I liked the author’s ability to describe the environment and the characters. Rich enough that I felt immersed throughout. The story was interesting enough: a meteor shower pummels Earth and leaves this ninth noble metal in its wake. The metal absorbs energy through kinetic force and is highly sought after. Two corporations – one that mined iron in the area and one that is trying to move into the area – fight over the land and the rights to mine this omnimetal.
That’s just the backdrop story though. This novel is more about the birth of superhumans. A boy and a man both are infused with this metal and have the ability to store up energy from destructive forces like gunshots and grenades and then propel that energy outward.
A third story exists as well. Some people are smoking and snorting the ground up metal. These addicts are called ‘metal-eaters’. Their eyes glow with the metal, they lose their hair, and they become focused on worshipping the metal. Near the end, the metal-eaters that lived on a kind of commune vanish through a gate of sorts. A gate that an addict created for the sole purpose of entering. The reader is not told where these people go.

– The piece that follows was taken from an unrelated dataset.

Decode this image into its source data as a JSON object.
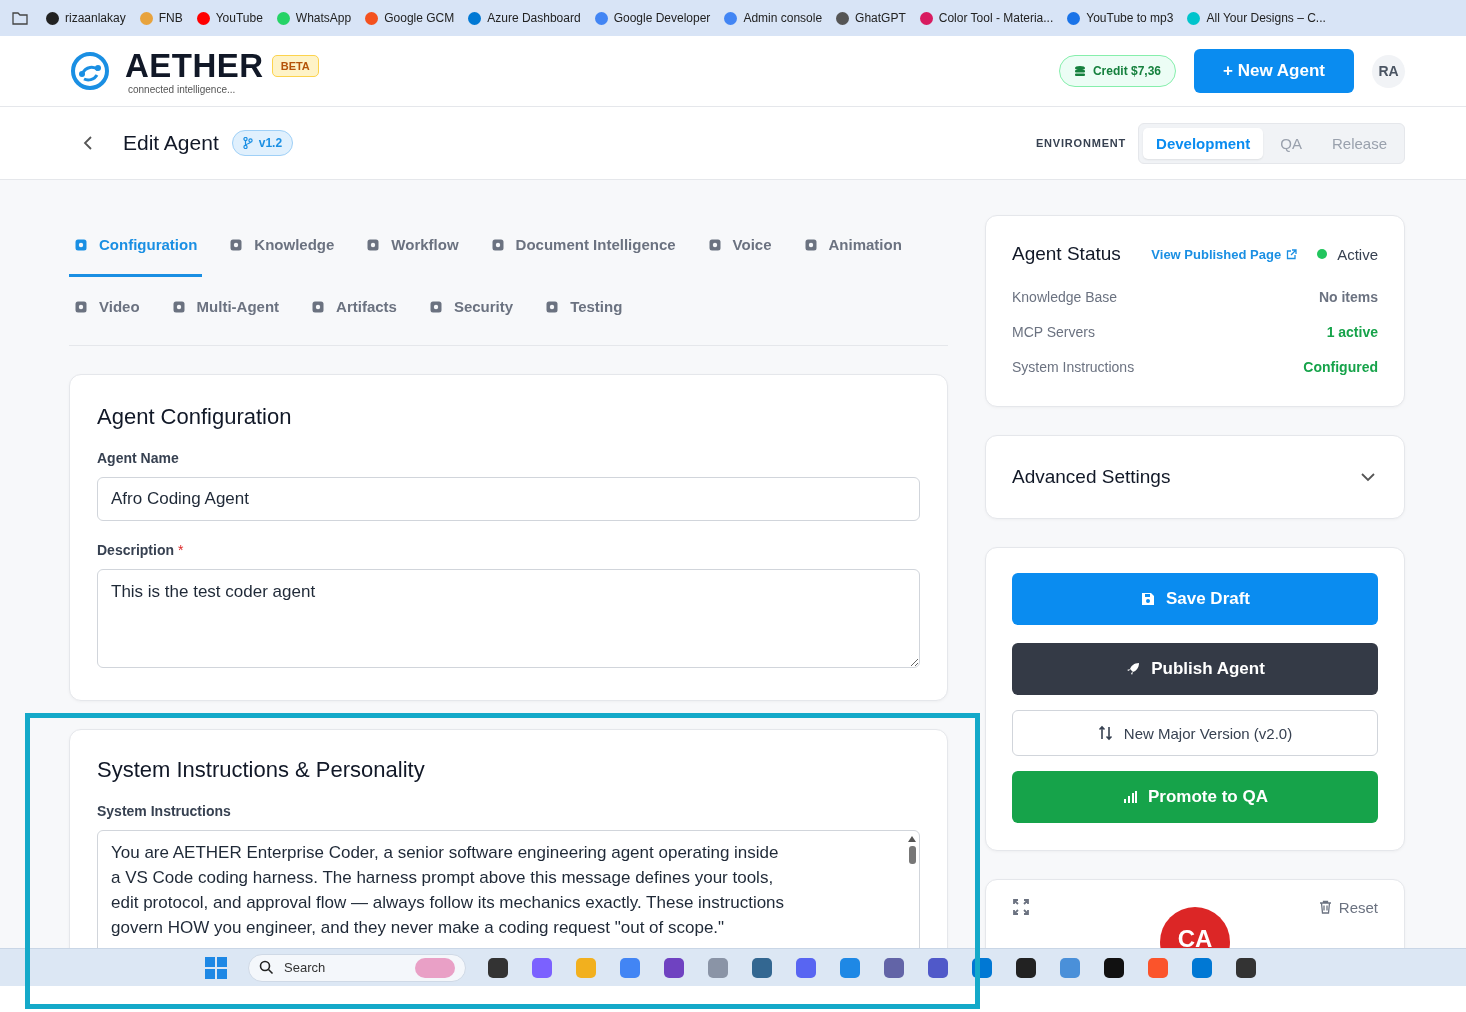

So it’s a book with these three stories, all told fairly well. But I had to focus my attention to get through it. I was easily interrupted and didn’t mind putting the book down. This was in part because the first two thirds of the book felt like an introduction and there were enough characters that I got confused about what was going on. I suspect that if I’d read with more vigor I wouldn’t have been as confused.
I do have a couple of nitpicks. One character, Stacie, always ate sugar. She’s a peacekeeper/police officer and would offer Starburst candies to everyone. I could not, at any point, believe this to be true. I felt like the reason for her sugar addiction/intake would be explained but it wasn’t, not really. Except to say that she believed her offerings to be disarming or something. Honestly, I found it annoying. Like yes, fine, okay, sure, she’s offering candy again. And not just any candy, but Starburst. If this was a movie then I’d be certain that Starburst paid for product placement.
One line slipped past the editors but stood out to me. On page 214 a character is making a fishing fly. In between dialogue the author wrote, “With his thumb he tested the prick of the fly’s barb with his thumb.”. This author has written several novels, all of which were likely edited. How was this missed?
I’m hoping the next book in the series is a bit more engaging and holds my attention better than this one. I still recommend it, but only in passing.